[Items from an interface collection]
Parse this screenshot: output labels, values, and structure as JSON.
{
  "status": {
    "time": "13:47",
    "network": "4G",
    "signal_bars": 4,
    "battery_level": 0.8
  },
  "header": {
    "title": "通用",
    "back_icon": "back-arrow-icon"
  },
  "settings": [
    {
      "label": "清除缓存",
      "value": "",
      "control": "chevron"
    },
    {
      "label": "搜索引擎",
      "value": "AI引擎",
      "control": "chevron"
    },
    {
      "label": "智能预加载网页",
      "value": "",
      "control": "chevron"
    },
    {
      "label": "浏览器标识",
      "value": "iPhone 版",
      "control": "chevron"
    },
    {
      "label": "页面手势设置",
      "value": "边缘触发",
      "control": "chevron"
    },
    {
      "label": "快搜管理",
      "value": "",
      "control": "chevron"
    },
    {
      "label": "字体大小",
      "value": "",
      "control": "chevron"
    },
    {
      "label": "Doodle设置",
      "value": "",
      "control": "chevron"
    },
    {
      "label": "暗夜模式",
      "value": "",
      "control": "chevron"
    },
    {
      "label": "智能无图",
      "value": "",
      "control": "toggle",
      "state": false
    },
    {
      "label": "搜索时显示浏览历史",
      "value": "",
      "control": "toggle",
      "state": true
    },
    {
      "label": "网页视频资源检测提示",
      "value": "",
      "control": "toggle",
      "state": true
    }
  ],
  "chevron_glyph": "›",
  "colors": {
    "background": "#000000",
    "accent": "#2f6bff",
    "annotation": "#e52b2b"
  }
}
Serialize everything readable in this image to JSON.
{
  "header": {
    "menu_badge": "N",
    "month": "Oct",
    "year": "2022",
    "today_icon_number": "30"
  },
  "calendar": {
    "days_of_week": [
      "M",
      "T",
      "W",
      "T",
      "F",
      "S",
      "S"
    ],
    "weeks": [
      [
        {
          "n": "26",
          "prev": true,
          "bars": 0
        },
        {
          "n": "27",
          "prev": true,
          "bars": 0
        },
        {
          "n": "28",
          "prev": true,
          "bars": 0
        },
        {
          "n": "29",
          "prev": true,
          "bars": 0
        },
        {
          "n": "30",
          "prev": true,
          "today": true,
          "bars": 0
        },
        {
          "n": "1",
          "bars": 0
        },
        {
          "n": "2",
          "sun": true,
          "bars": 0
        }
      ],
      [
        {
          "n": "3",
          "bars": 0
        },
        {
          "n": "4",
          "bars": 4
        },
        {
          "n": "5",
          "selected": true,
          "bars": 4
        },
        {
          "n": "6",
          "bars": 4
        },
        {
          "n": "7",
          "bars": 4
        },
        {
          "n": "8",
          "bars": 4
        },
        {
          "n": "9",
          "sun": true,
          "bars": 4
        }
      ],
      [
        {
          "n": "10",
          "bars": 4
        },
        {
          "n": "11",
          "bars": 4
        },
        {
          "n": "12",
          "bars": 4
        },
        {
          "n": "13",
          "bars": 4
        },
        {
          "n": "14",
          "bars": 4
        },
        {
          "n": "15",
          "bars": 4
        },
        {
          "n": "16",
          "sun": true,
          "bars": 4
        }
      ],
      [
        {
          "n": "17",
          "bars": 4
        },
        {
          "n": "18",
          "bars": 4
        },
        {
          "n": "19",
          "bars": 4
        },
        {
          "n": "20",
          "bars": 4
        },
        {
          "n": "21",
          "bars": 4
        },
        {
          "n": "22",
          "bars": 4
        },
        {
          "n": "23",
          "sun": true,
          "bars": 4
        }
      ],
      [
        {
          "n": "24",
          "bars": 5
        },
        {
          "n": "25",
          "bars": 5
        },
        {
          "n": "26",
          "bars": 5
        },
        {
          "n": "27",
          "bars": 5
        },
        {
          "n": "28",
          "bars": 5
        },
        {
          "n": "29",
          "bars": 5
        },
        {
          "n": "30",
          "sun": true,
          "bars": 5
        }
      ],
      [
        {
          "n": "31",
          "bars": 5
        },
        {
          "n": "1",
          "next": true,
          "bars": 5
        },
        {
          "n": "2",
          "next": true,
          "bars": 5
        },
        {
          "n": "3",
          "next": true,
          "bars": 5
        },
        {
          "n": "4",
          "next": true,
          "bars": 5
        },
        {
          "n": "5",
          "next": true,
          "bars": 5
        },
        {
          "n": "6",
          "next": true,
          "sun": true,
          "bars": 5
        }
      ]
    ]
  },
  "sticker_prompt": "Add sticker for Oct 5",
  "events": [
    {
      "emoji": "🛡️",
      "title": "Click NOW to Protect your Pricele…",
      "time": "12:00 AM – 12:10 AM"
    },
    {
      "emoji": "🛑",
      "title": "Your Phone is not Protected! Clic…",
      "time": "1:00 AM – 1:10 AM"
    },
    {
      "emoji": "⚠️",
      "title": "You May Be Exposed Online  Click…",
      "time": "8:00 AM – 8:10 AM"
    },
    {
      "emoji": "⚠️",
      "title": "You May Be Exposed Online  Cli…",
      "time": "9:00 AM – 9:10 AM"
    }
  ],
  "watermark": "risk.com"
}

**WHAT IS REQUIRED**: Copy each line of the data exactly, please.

**TASK SOLUTION**:
Parse this screenshot: output labels, values, and structure as JSON.
{
  "status": {
    "time": "13:47",
    "network": "4G",
    "signal_bars": 4,
    "battery_level": 0.8
  },
  "header": {
    "title": "通用",
    "back_icon": "back-arrow-icon"
  },
  "settings": [
    {
      "label": "清除缓存",
      "value": "",
      "control": "chevron"
    },
    {
      "label": "搜索引擎",
      "value": "AI引擎",
      "control": "chevron"
    },
    {
      "label": "智能预加载网页",
      "value": "",
      "control": "chevron"
    },
    {
      "label": "浏览器标识",
      "value": "iPhone 版",
      "control": "chevron"
    },
    {
      "label": "页面手势设置",
      "value": "边缘触发",
      "control": "chevron"
    },
    {
      "label": "快搜管理",
      "value": "",
      "control": "chevron"
    },
    {
      "label": "字体大小",
      "value": "",
      "control": "chevron"
    },
    {
      "label": "Doodle设置",
      "value": "",
      "control": "chevron"
    },
    {
      "label": "暗夜模式",
      "value": "",
      "control": "chevron"
    },
    {
      "label": "智能无图",
      "value": "",
      "control": "toggle",
      "state": false
    },
    {
      "label": "搜索时显示浏览历史",
      "value": "",
      "control": "toggle",
      "state": true
    },
    {
      "label": "网页视频资源检测提示",
      "value": "",
      "control": "toggle",
      "state": true
    }
  ],
  "chevron_glyph": "›",
  "colors": {
    "background": "#000000",
    "accent": "#2f6bff",
    "annotation": "#e52b2b"
  }
}
Serialize everything readable in this image to JSON.
{
  "header": {
    "menu_badge": "N",
    "month": "Oct",
    "year": "2022",
    "today_icon_number": "30"
  },
  "calendar": {
    "days_of_week": [
      "M",
      "T",
      "W",
      "T",
      "F",
      "S",
      "S"
    ],
    "weeks": [
      [
        {
          "n": "26",
          "prev": true,
          "bars": 0
        },
        {
          "n": "27",
          "prev": true,
          "bars": 0
        },
        {
          "n": "28",
          "prev": true,
          "bars": 0
        },
        {
          "n": "29",
          "prev": true,
          "bars": 0
        },
        {
          "n": "30",
          "prev": true,
          "today": true,
          "bars": 0
        },
        {
          "n": "1",
          "bars": 0
        },
        {
          "n": "2",
          "sun": true,
          "bars": 0
        }
      ],
      [
        {
          "n": "3",
          "bars": 0
        },
        {
          "n": "4",
          "bars": 4
        },
        {
          "n": "5",
          "selected": true,
          "bars": 4
        },
        {
          "n": "6",
          "bars": 4
        },
        {
          "n": "7",
          "bars": 4
        },
        {
          "n": "8",
          "bars": 4
        },
        {
          "n": "9",
          "sun": true,
          "bars": 4
        }
      ],
      [
        {
          "n": "10",
          "bars": 4
        },
        {
          "n": "11",
          "bars": 4
        },
        {
          "n": "12",
          "bars": 4
        },
        {
          "n": "13",
          "bars": 4
        },
        {
          "n": "14",
          "bars": 4
        },
        {
          "n": "15",
          "bars": 4
        },
        {
          "n": "16",
          "sun": true,
          "bars": 4
        }
      ],
      [
        {
          "n": "17",
          "bars": 4
        },
        {
          "n": "18",
          "bars": 4
        },
        {
          "n": "19",
          "bars": 4
        },
        {
          "n": "20",
          "bars": 4
        },
        {
          "n": "21",
          "bars": 4
        },
        {
          "n": "22",
          "bars": 4
        },
        {
          "n": "23",
          "sun": true,
          "bars": 4
        }
      ],
      [
        {
          "n": "24",
          "bars": 5
        },
        {
          "n": "25",
          "bars": 5
        },
        {
          "n": "26",
          "bars": 5
        },
        {
          "n": "27",
          "bars": 5
        },
        {
          "n": "28",
          "bars": 5
        },
        {
          "n": "29",
          "bars": 5
        },
        {
          "n": "30",
          "sun": true,
          "bars": 5
        }
      ],
      [
        {
          "n": "31",
          "bars": 5
        },
        {
          "n": "1",
          "next": true,
          "bars": 5
        },
        {
          "n": "2",
          "next": true,
          "bars": 5
        },
        {
          "n": "3",
          "next": true,
          "bars": 5
        },
        {
          "n": "4",
          "next": true,
          "bars": 5
        },
        {
          "n": "5",
          "next": true,
          "bars": 5
        },
        {
          "n": "6",
          "next": true,
          "sun": true,
          "bars": 5
        }
      ]
    ]
  },
  "sticker_prompt": "Add sticker for Oct 5",
  "events": [
    {
      "emoji": "🛡️",
      "title": "Click NOW to Protect your Pricele…",
      "time": "12:00 AM – 12:10 AM"
    },
    {
      "emoji": "🛑",
      "title": "Your Phone is not Protected! Clic…",
      "time": "1:00 AM – 1:10 AM"
    },
    {
      "emoji": "⚠️",
      "title": "You May Be Exposed Online  Click…",
      "time": "8:00 AM – 8:10 AM"
    },
    {
      "emoji": "⚠️",
      "title": "You May Be Exposed Online  Cli…",
      "time": "9:00 AM – 9:10 AM"
    }
  ],
  "watermark": "risk.com"
}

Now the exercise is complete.